Because Tetris is an interactive game, players are fully engaged with the new visuospatial elements, leaving fewer cognitive resources available to deal with other sensory information. The idea that certain visuospatial tasks compete for limited cognitive resources is supported by the fact that Eye Movement Desensitization and Reprocessing (EMDR), a treatment for PTSD in which patients make rapid eye movements while experiencing traumatic imagery in their minds, is has proven effective in reducing the vividness of PTSD flashbacks.

Not all distractions will prevent or diminish PTSD flashbacks. Prior research has found that counting backwards or engaging in verbal tasks while watching traumatic material can actually increase the incidence of flashbacks. This indicates that distraction alone is not sufficient to lower the incidence of traumatic flashbacks; rather, it requires specific types of visuospatial distraction.

My question for all of you is this: Given what we real survivors know of traumatic experiences, do you think this study has any validity? For example, do you think in the 6 hours after your trauma you would have found it appropriate to begin playing a video game? Do you think you could have even focused well enough to play Tetris?

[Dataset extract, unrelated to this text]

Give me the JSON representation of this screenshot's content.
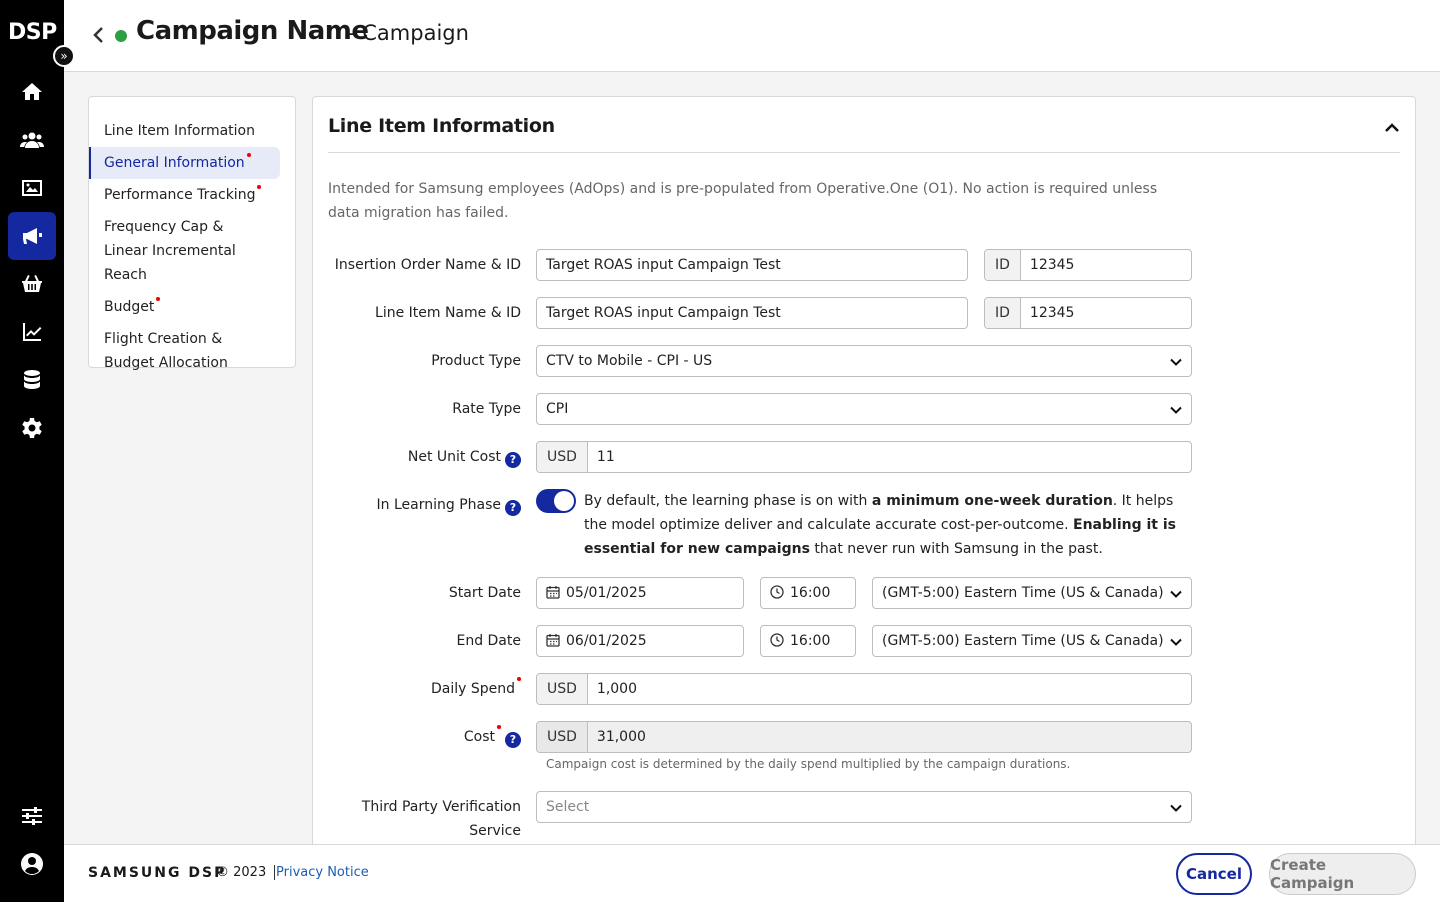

I’m having trouble believing in the promise of this ‘cognitive vaccine’ (as some are already calling this theory). It is one thing to watch a disturbing movie, and quite another to play the lead role in that movie. I’m not sure this experiment takes into account the extreme subconscious imprinting that goes on when one experiences trauma. Those safe, secure participants watching the film did not experience the terrifying psychological or somatic effects of being violated, rendered powerless or feeling life-threatened. If they were not part of the study, or not encouraged to document their thoughts about the movies for the following week, would these participants have even had thoughts about the movie in the days afterward?

I’m curious to hear your thoughts….

Is this Tetris study coming close enough to appropriating the traumatic experience for its findings to be relevant? If you do not experience even the smallest life-threatening or powerless feeling, can your response to someone else’s trauma matter in the realm of fact or healing?


(photo: Propagandalf)

4 comments:

Alicia, Celebrity Psychings said...

Hi Michele! *waving*

I read about this the other day. I'm not an expert in PTSD, but my thoughts are falling along the same lines as your thoughts: How likely is it that - within the first six hours of suffering a crime/event that could lead to PTSD - the victim is going to be willing to play a video game? I mean, let's forget for a moment how highly unlikely it will be that the victim will be in the mood (or even physical shape) for playing video games, and think about how highly unlikely it will be that the victim will even have the video game at his/her disposal.

Are soldiers going to be given breaks every few hours to engage in a game of Tetris? After their physical examinations, are rape victims going to be shuffled off to a room in the hospital dedicated to Tetris-playing?

Sounds pretty absurd when we think about it that way.

Of course, on the other hand...maybe this study will lead to new understandings and even more research? It's worth some hope.

susan said...
This comment has been removed by a blog administrator.
Anonymous said...

I agree along the lines of the military and the victims of crime. However, it would be quite appropriate for an EMT or a firefighter to play a game of tetris after getting back to the station after a stressful situation. It may be someone else's crisis, but the EMT and firefighter also feel the effects and can develop PTSD from stressful and crime related accidents. Advice from an actual firefighter/EMT, as I am both.

Michele Rosenthal said...

@Anonymous -- Thank you for sharing your perspective! We don't have anyone with your background here. I'd like to hear more of your thoughts, and I have an idea if you're willing to share. Please email me: michele@healmyptsd.com.

Also, this blog has moved to http://blog.healmyptsd.com. Come join us on the updated version. :)